By Geri Stengel, Forbes Contributor
The number of $1 million, women-owned business grew by 42% between 2007 and 2018, according to the 2018 American Express State of Women-Owned Businesses*. That’s far faster than the growth of businesses in general — 12%. Still, only 1.6% of women entrepreneurs leap past the $1 million marker.
“I see a lot of women-owned business get stuck at the micro-enterprise level,” said Nathalie Molina Niño author of Leapfrog: The New Revolution for Women Entrepreneurs. To get ahead in the workforce, women have had to play by the rules. Getting past $1 million in revenue requires breaking the rules.
As the daughter of immigrant entrepreneurs, she saw what it took to succeed. Her initial career path was engineering but life took her in another direction. While in grad school, Molina Niño started her first tech company. Over the next 15 years of her tech career, she started four more. She helped grow one company into a $100 million multinational business operation in 30+ countries. Molina Niño has also worked as an entrepreneur and intrapreneur with some of the largest and best known companies in the world, including Disney, Microsoft, MTV, The Discovery Channel, Mattel.
“I left the tech world pretty tired of being the only woman in the room and pretty tired of being the only Latina, not just in the room but in the building,” said Molina Niño. She cofounded the Center for Women Entrepreneurs at Columbia that sits inside the Athena Center at Barnard College. After several years, she realized that it’s not education that is holding women entrepreneurs back, it’s lack of capital.
Molina Niño launched Brava Investment — a holding company like Warren Buffett’s Berkshire Hathaway. Instead of looking for ROI by flipping a company — selling the company or going public — Brava keeps a company to bring value to it and makes money from the dividends the company pays shareholders. Brava’s focus is on later-stage companies that make an economic impact on women at scale.
The purpose of Leapfrog is to the support the other 99% of women-owned businesses that don’t receive equity investments. Molina Niño shared six of her 50 tips with me.
- Play your woman card
So many resources are available to women.

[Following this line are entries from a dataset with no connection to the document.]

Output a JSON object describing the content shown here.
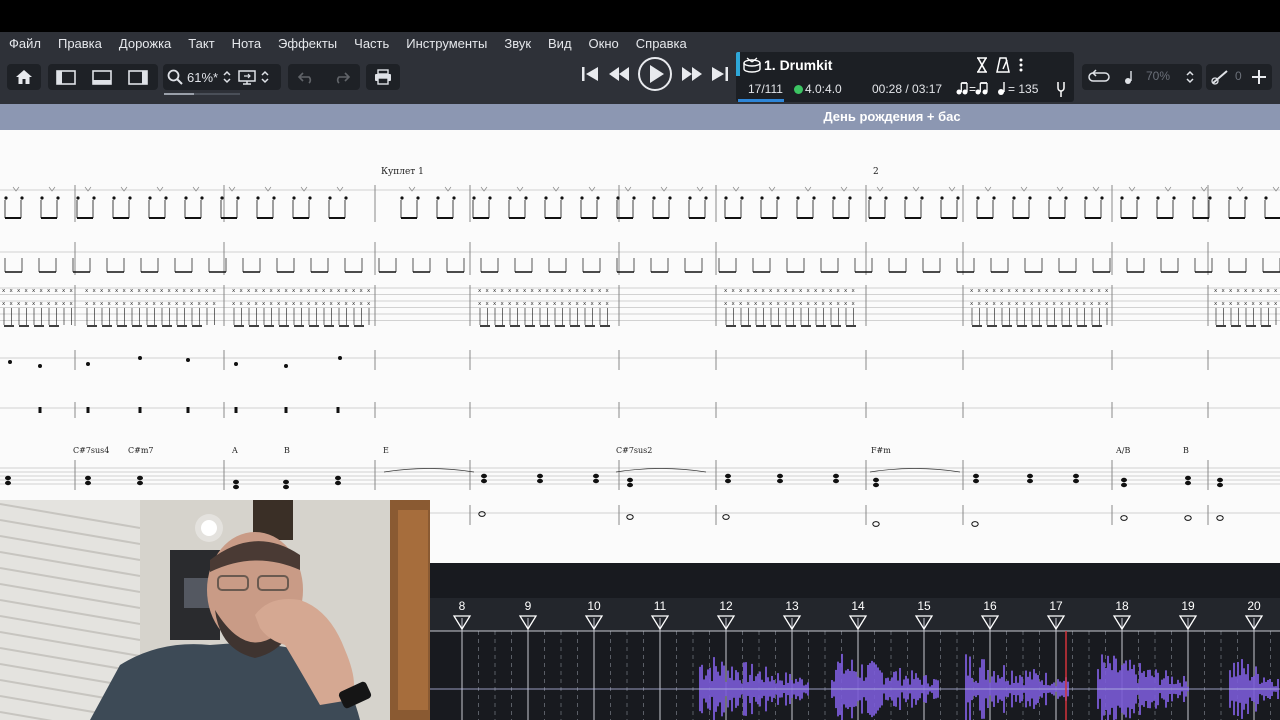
{
  "menu": [
    "Файл",
    "Правка",
    "Дорожка",
    "Такт",
    "Нота",
    "Эффекты",
    "Часть",
    "Инструменты",
    "Звук",
    "Вид",
    "Окно",
    "Справка"
  ],
  "toolbar": {
    "zoom_value": "61%*",
    "icons": [
      "home-icon",
      "layout-left-icon",
      "layout-center-icon",
      "layout-right-icon",
      "zoom-icon",
      "screen-fit-icon",
      "undo-icon",
      "redo-icon",
      "print-icon"
    ]
  },
  "transport": {
    "icons": [
      "skip-start-icon",
      "rewind-icon",
      "play-icon",
      "fast-forward-icon",
      "skip-end-icon"
    ]
  },
  "track": {
    "name": "1. Drumkit",
    "bar_position": "17/111",
    "beat_position": "4.0:4.0",
    "time": "00:28 / 03:17",
    "tempo": "= 135",
    "status_color": "#3cc463",
    "accent_color": "#2ea7d8"
  },
  "playback": {
    "speed": "70%",
    "pitch": "0"
  },
  "score": {
    "title": "День рождения + бас",
    "section_label": "Куплет 1",
    "measure_number": "2",
    "chords": [
      "C#7sus4",
      "C#m7",
      "A",
      "B",
      "E",
      "C#7sus2",
      "F#m",
      "A/B",
      "B"
    ]
  },
  "timeline": {
    "measures": [
      "8",
      "9",
      "10",
      "11",
      "12",
      "13",
      "14",
      "15",
      "16",
      "17",
      "18",
      "19",
      "20"
    ],
    "waveform_color": "#7a5bd6",
    "playhead_color": "#d2333a"
  }
}
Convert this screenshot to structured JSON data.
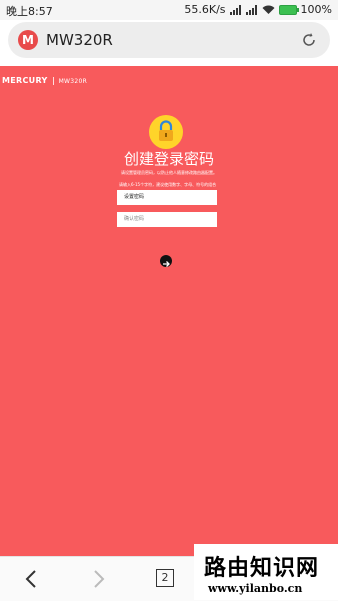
{
  "status": {
    "time": "晚上8:57",
    "speed": "55.6K/s",
    "battery": "100%"
  },
  "browser": {
    "site_icon_letter": "M",
    "url": "MW320R",
    "tabs_count": "2"
  },
  "page": {
    "brand": "MERCURY",
    "model": "MW320R",
    "title": "创建登录密码",
    "subtitle": "请设置管理员密码，以防止他人随意修改路由器配置。",
    "hint": "请输入6-15个字符，建议使用数字、字母、符号的组合",
    "password_placeholder": "设置密码",
    "confirm_placeholder": "确认密码",
    "accent_color": "#f85a5c",
    "lock_color": "#ffd42a"
  },
  "watermark": {
    "line1": "路由知识网",
    "line2": "www.yilanbo.cn"
  }
}
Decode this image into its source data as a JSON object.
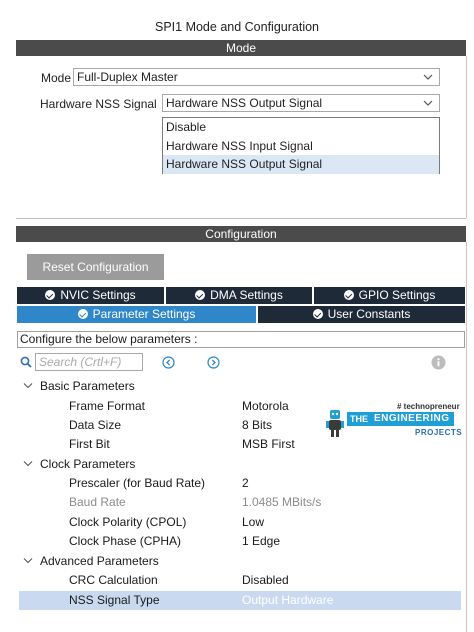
{
  "window": {
    "title": "SPI1 Mode and Configuration"
  },
  "mode_section": {
    "header": "Mode",
    "mode_label": "Mode",
    "mode_value": "Full-Duplex Master",
    "nss_label": "Hardware NSS Signal",
    "nss_value": "Hardware NSS Output Signal",
    "nss_options": [
      "Disable",
      "Hardware NSS Input Signal",
      "Hardware NSS Output Signal"
    ],
    "nss_selected_option": "Hardware NSS Output Signal"
  },
  "config_section": {
    "header": "Configuration",
    "reset_label": "Reset Configuration",
    "tabs_row1": [
      {
        "label": "NVIC Settings",
        "active": false
      },
      {
        "label": "DMA Settings",
        "active": false
      },
      {
        "label": "GPIO Settings",
        "active": false
      }
    ],
    "tabs_row2": [
      {
        "label": "Parameter Settings",
        "active": true
      },
      {
        "label": "User Constants",
        "active": false
      }
    ],
    "configure_text": "Configure the below parameters :",
    "search_placeholder": "Search (Crtl+F)",
    "groups": [
      {
        "name": "Basic Parameters",
        "params": [
          {
            "name": "Frame Format",
            "value": "Motorola"
          },
          {
            "name": "Data Size",
            "value": "8 Bits"
          },
          {
            "name": "First Bit",
            "value": "MSB First"
          }
        ]
      },
      {
        "name": "Clock Parameters",
        "params": [
          {
            "name": "Prescaler (for Baud Rate)",
            "value": "2"
          },
          {
            "name": "Baud Rate",
            "value": "1.0485 MBits/s",
            "disabled": true
          },
          {
            "name": "Clock Polarity (CPOL)",
            "value": "Low"
          },
          {
            "name": "Clock Phase (CPHA)",
            "value": "1 Edge"
          }
        ]
      },
      {
        "name": "Advanced Parameters",
        "params": [
          {
            "name": "CRC Calculation",
            "value": "Disabled"
          },
          {
            "name": "NSS Signal Type",
            "value": "Output Hardware",
            "highlighted": true
          }
        ]
      }
    ]
  },
  "watermark": {
    "tag": "# technopreneur",
    "the": "THE",
    "engineering": "ENGINEERING",
    "projects": "PROJECTS"
  },
  "colors": {
    "section_bar": "#4b4b4b",
    "tab_dark": "#1f2a38",
    "tab_active": "#2f87c9",
    "row_highlight": "#c9d9ef",
    "dropdown_selected": "#dbe7f5"
  }
}
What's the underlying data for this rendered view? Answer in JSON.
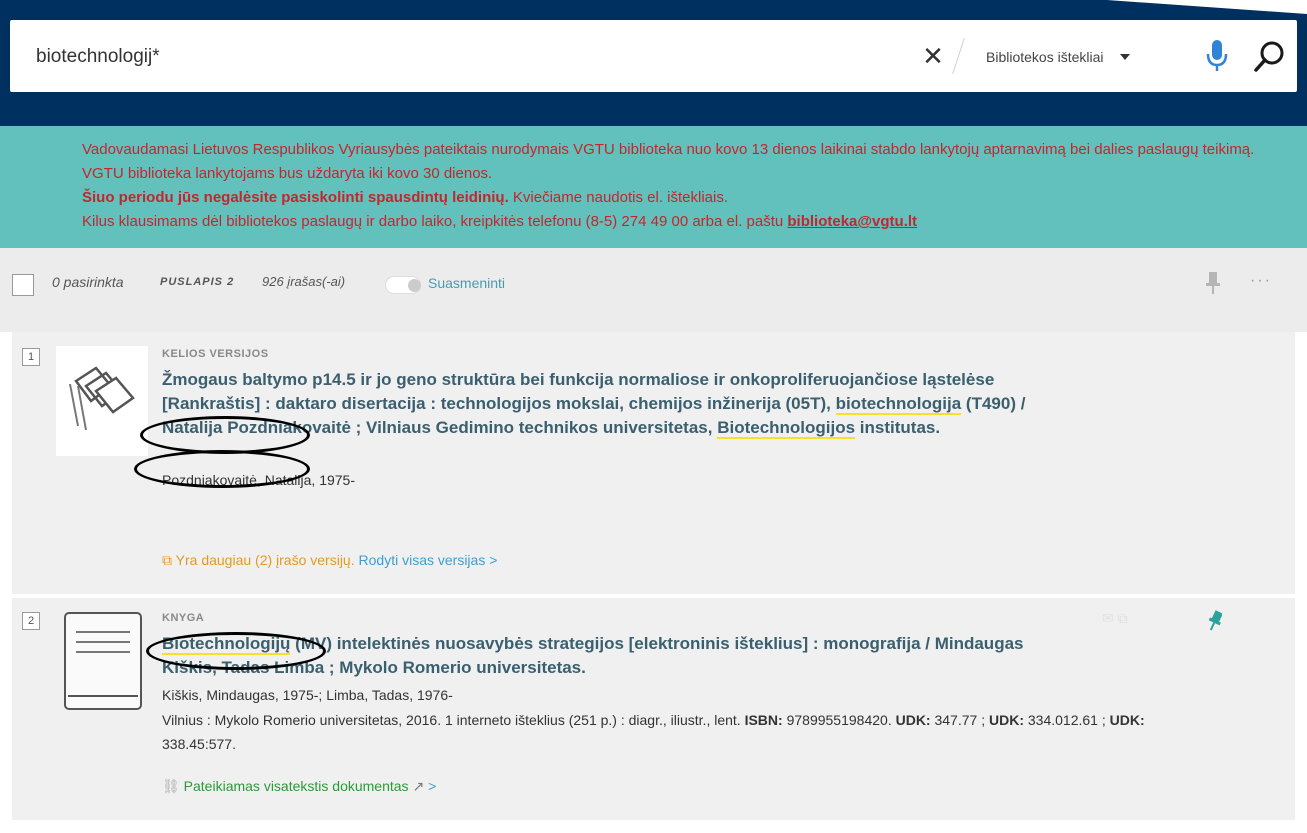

Access them.
- Worship the Franchise
Molina Niño quotes her friend Kat Cole, group president of Focus Brands, a franchisor of well-known brands such as Carvel, Cinnabon and Auntie Anne’s “[Franchising] is a way of being in business for yourself but not by yourself.” It’s a way to get a roadmap and a whole crew of people whose job it is to make you successful. The concept is applicable even if you don’t want to be franchisee or franchisor. “Great businesses that scale well tend to look a little like franchises,” said Molina Niño. To scale, they make profit a repeatable process by designing it into the business model from the get-go.